EXERCISE DATA:

━━━

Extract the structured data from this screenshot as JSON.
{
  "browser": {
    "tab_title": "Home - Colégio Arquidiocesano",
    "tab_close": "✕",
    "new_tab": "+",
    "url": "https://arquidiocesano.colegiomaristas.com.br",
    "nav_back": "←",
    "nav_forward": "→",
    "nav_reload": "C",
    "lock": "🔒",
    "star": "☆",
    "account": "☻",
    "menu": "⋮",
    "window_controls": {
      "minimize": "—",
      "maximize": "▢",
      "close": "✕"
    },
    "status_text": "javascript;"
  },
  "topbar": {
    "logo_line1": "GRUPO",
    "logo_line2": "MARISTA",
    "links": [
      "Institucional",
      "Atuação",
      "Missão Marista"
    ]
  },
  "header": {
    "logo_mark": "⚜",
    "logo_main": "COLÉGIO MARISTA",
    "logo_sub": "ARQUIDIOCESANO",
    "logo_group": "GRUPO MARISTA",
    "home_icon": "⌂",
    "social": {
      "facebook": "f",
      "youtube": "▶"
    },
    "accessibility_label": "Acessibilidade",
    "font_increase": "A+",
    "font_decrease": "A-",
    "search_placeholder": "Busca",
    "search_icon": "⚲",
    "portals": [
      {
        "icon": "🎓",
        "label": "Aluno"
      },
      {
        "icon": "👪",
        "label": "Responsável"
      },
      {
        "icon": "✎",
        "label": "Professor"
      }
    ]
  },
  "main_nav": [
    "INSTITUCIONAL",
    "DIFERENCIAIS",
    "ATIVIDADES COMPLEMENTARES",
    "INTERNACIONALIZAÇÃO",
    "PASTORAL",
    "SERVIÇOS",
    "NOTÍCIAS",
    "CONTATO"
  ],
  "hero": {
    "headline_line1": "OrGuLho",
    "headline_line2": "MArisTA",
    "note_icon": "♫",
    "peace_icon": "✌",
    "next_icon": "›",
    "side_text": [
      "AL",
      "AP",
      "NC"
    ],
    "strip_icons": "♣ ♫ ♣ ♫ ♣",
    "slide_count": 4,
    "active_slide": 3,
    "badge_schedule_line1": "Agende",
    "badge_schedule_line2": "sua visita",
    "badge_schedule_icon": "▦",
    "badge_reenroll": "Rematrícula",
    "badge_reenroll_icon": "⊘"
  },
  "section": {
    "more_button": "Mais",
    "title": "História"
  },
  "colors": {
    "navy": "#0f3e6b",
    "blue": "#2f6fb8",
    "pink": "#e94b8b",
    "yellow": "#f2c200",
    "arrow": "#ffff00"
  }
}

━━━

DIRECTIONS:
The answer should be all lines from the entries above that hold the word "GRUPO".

FINISHED EXERCISE:
    "logo_line1": "GRUPO",
    "logo_group": "GRUPO MARISTA",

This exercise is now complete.